“The only thing I could do was make pizza at home, which was the only thing that made me happy and got me going in the morning,” said Lamonica from his Harlem apartment.

He started to publish his heavenly homemade creations on Instagram – and then things really started to explode (watch the delicious video and you will understand why).

Soon people were asking about his cakes. But Lamonica wasn’t comfortable with it.

“I thought you know I feel really bad if I bill you for this. I’m not going to make any real money on it. So I still want you to try it. I really want to give you the pizza, it is my.” Pleasure, but give me something else back – any homemade meal, anything you can do well, “he said.

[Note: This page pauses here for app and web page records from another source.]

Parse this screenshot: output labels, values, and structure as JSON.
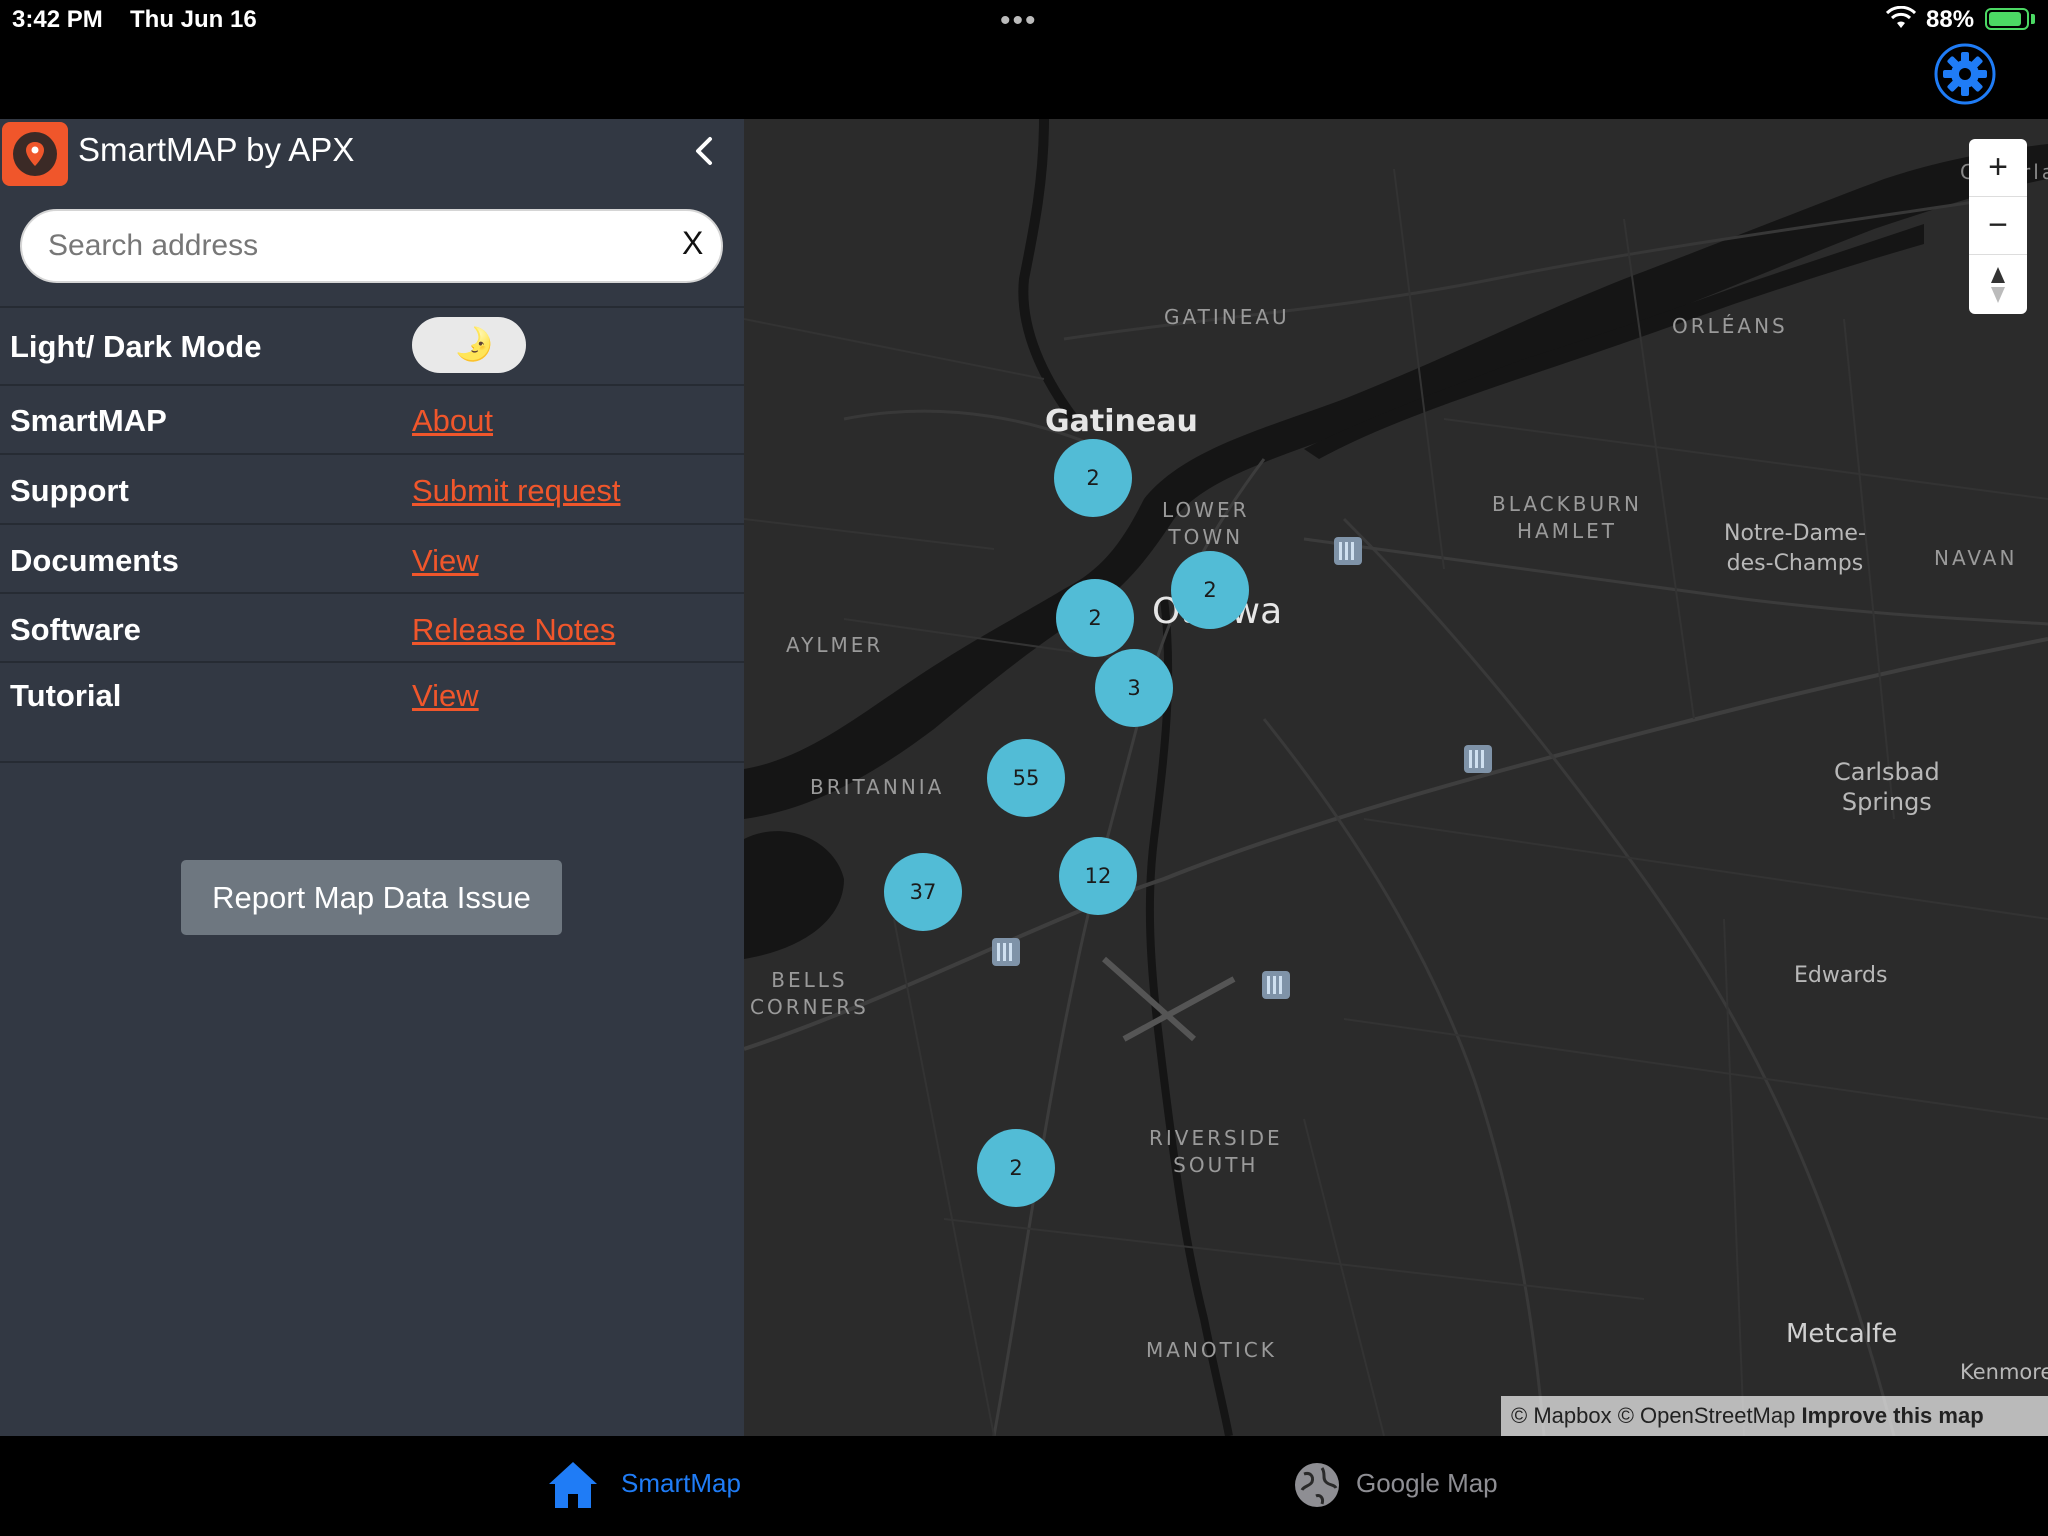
{
  "status_bar": {
    "time": "3:42 PM",
    "date": "Thu Jun 16",
    "battery": "88%",
    "battery_level": 0.88
  },
  "app": {
    "title": "SmartMAP by APX",
    "accent_color": "#f0562b"
  },
  "search": {
    "placeholder": "Search address",
    "clear_label": "X"
  },
  "settings": [
    {
      "label": "Light/ Dark Mode",
      "type": "toggle",
      "toggle_icon": "moon-icon",
      "toggle_glyph": "🌛"
    },
    {
      "label": "SmartMAP",
      "link": "About"
    },
    {
      "label": "Support",
      "link": "Submit request"
    },
    {
      "label": "Documents",
      "link": "View"
    },
    {
      "label": "Software",
      "link": "Release Notes"
    },
    {
      "label": "Tutorial",
      "link": "View"
    }
  ],
  "report_button": "Report Map Data Issue",
  "map": {
    "theme": "dark",
    "labels": {
      "gatineau_district": "GATINEAU",
      "orleans": "ORLÉANS",
      "gatineau": "Gatineau",
      "lower_town": "LOWER\nTOWN",
      "blackburn": "BLACKBURN\nHAMLET",
      "notre_dame": "Notre-Dame-\ndes-Champs",
      "navan": "NAVAN",
      "aylmer": "AYLMER",
      "ottawa": "Ottawa",
      "britannia": "BRITANNIA",
      "carlsbad": "Carlsbad\nSprings",
      "bells_corners": "BELLS\nCORNERS",
      "edwards": "Edwards",
      "riverside_south": "RIVERSIDE\nSOUTH",
      "manotick": "MANOTICK",
      "metcalfe": "Metcalfe",
      "kenmore": "Kenmore",
      "cumberland_partial": "C",
      "clarence_partial": "rla"
    },
    "clusters": [
      "2",
      "2",
      "2",
      "3",
      "55",
      "12",
      "37",
      "2"
    ],
    "cluster_color": "#52bcd6",
    "attribution": {
      "mapbox": "© Mapbox",
      "osm": "© OpenStreetMap",
      "improve": "Improve this map"
    },
    "zoom_in": "+",
    "zoom_out": "−"
  },
  "tabs": [
    {
      "label": "SmartMap",
      "icon": "home-icon",
      "active": true,
      "color": "#1f7cf6"
    },
    {
      "label": "Google Map",
      "icon": "globe-icon",
      "active": false,
      "color": "#8e8e93"
    }
  ]
}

And so a system was born. Lamonica now makes a handful of Pizza Barters a week and like 60-70 in total, with each piece being unique.

But what is always the same is the light and fluffy dough. It becomes so by letting it sit for 96 hours, “in different forms, in different stages”.

The swap idea was inspired by his late grandmother in Italy, he said.

“She actually baked Brad every morning and traded it with the neighbor who had chickens so she could have eggs,” Lamonica said.

But not everyone they barter with is well versed in the kitchen, so they’ll take some other things with them as well.

“Sometimes people don’t know how to cook so they say to me, ‘Oh, can I give you a bottle of wine?’ I’m like yeah, sure, “he said with a laugh.

The exchange on Thursday evening took place in Columbus Circle. Lamonica made an eggplant parmigiana pizza, which he and David Weissman swapped for a homemade spicy rigatoni with Italian sausage.

“I’m excited. Ninety-six hours is a long time, it looks fantastic,” Weissman said. “I think it’s a great way to try new things and still be accountable.”

Lamonica spends about $ 20 per cake, and the cost adds up. But sharing your passion for pizza is priceless.

“I’m doing this so that more people, as many people as possible, will try my pizza,” he said.